This is just a weird week. Jews went home for a while, and now aren’t eating yeasty things. KFP is an acronym recently incorporated into my vocabulary. Christians are in the home stretch of Lenten suffering, looking forward to their own break fast of Peeps, Cadbury and ham.
And for a campus where religion is more of a social qualifier than a spiritual state of being, moral issues have had a surprisingly prominent presence during the past week — news of flags representing thousands of abortions on the Green, a petition against McDonalds marketing to children and meetings to protest offensive Snoop Dogg lyrics have all graced the pages of the DP and my Facebook inbox the past week.
All this adherence to religious tradition (tradition! tradition!) and do-gooding has me confused; since when do Penn students care? Since when do injustice, political issues or misogyny cause even the scene-iest of the Penn community to stop and take note?
I suppose that the enthusiasm for en-masse sacrifice of bread, chocolate and Allegro Barbeque Chicken Pizza could have more to do with Ivy League OCD and unhealthy body images than spirituality.
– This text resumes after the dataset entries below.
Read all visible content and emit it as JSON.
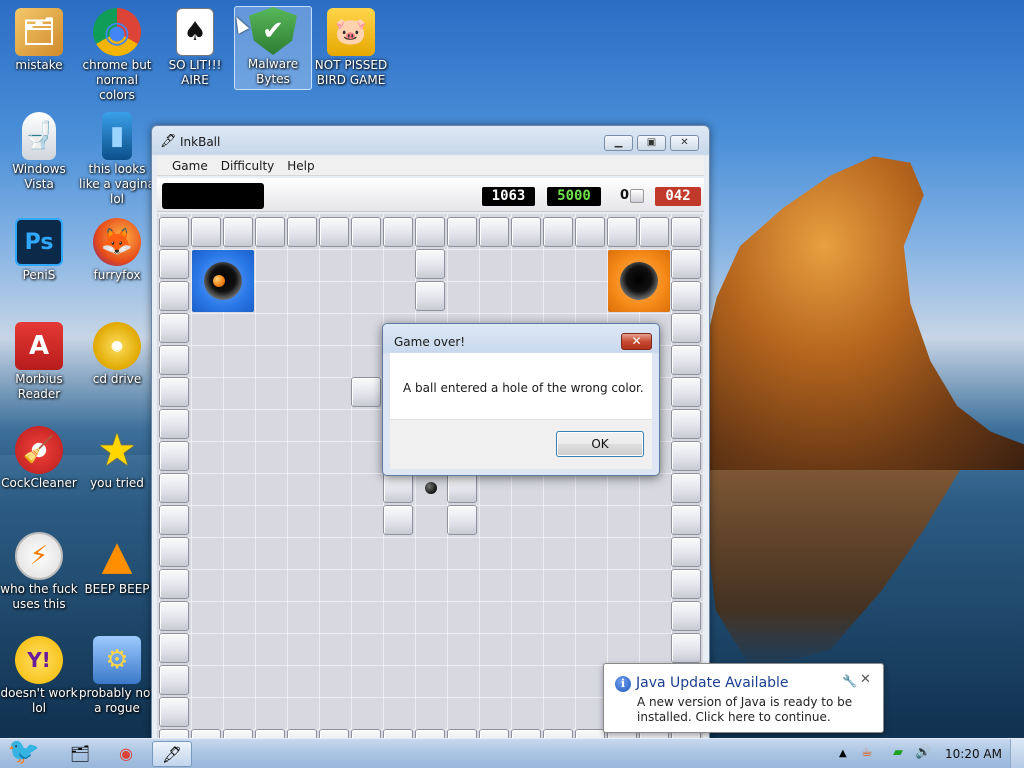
{
  "desktop": {
    "icons": [
      {
        "label": "mistake",
        "glyph": "🗂"
      },
      {
        "label": "chrome but normal colors",
        "glyph": "◉"
      },
      {
        "label": "SO LIT!!! AIRE",
        "glyph": "♠"
      },
      {
        "label": "Malware Bytes",
        "glyph": "✔"
      },
      {
        "label": "NOT PISSED BIRD GAME",
        "glyph": "🐷"
      },
      {
        "label": "Windows Vista",
        "glyph": "🚽"
      },
      {
        "label": "this looks like a vagina lol",
        "glyph": "▮"
      },
      {
        "label": "PeniS",
        "glyph": "Ps"
      },
      {
        "label": "furryfox",
        "glyph": "🦊"
      },
      {
        "label": "Morbius Reader",
        "glyph": "A"
      },
      {
        "label": "cd drive",
        "glyph": "◎"
      },
      {
        "label": "CockCleaner",
        "glyph": "🧹"
      },
      {
        "label": "you tried",
        "glyph": "★"
      },
      {
        "label": "who the fuck uses this",
        "glyph": "⚡"
      },
      {
        "label": "BEEP BEEP",
        "glyph": "▲"
      },
      {
        "label": "doesn't work lol",
        "glyph": "Y!"
      },
      {
        "label": "probably not a rogue",
        "glyph": "⚙"
      }
    ]
  },
  "inkball": {
    "title": "InkBall",
    "menu": [
      "Game",
      "Difficulty",
      "Help"
    ],
    "score_current": "1063",
    "score_target": "5000",
    "balls_left": "0",
    "timer": "042",
    "colors": {
      "blue_hole": "#2a78e8",
      "orange_hole": "#f58a18",
      "timer_bg": "#c0392b",
      "target_text": "#6ee24a"
    }
  },
  "dialog": {
    "title": "Game over!",
    "message": "A ball entered a hole of the wrong color.",
    "ok_label": "OK",
    "close_label": "✕"
  },
  "notification": {
    "title": "Java Update Available",
    "body": "A new version of Java is ready to be installed. Click here to continue."
  },
  "taskbar": {
    "clock": "10:20 AM"
  }
}
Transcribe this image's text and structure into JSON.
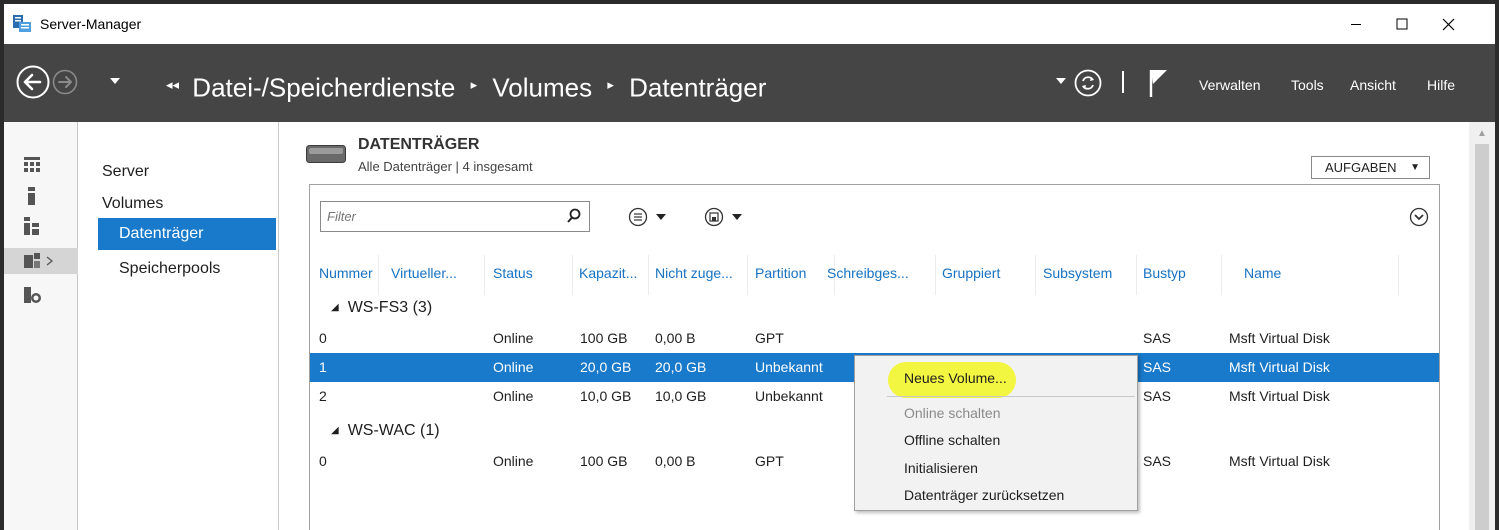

But regardless, perhaps it’s the gentle reminders of cravings, endless dinners and easter egg hunts that motivate us college kids to care just a little about making a social difference.
I can only hope that this effect isn’t short lived — that once thoughts — however secular — of Holy Week and Peisach subside, Penn won't withdraw back into its thick-skinned bubble of apathy.
Although it is exactly this bubble that we’re celebrating this week in Street. It’s not saving whales, but we feel it's our moral(ish) duty to bring to you the creme-de-la-creme of our campus — we are proud to present the 2010 Best of Penn (starting on pg. 13). And don't miss work from graphic design guru David Comberg's Information Design and Visualization class, interpreting the ins and outs of this year’s Best of Penn data (the back cover, and online on Under The Button).
'till next week, SB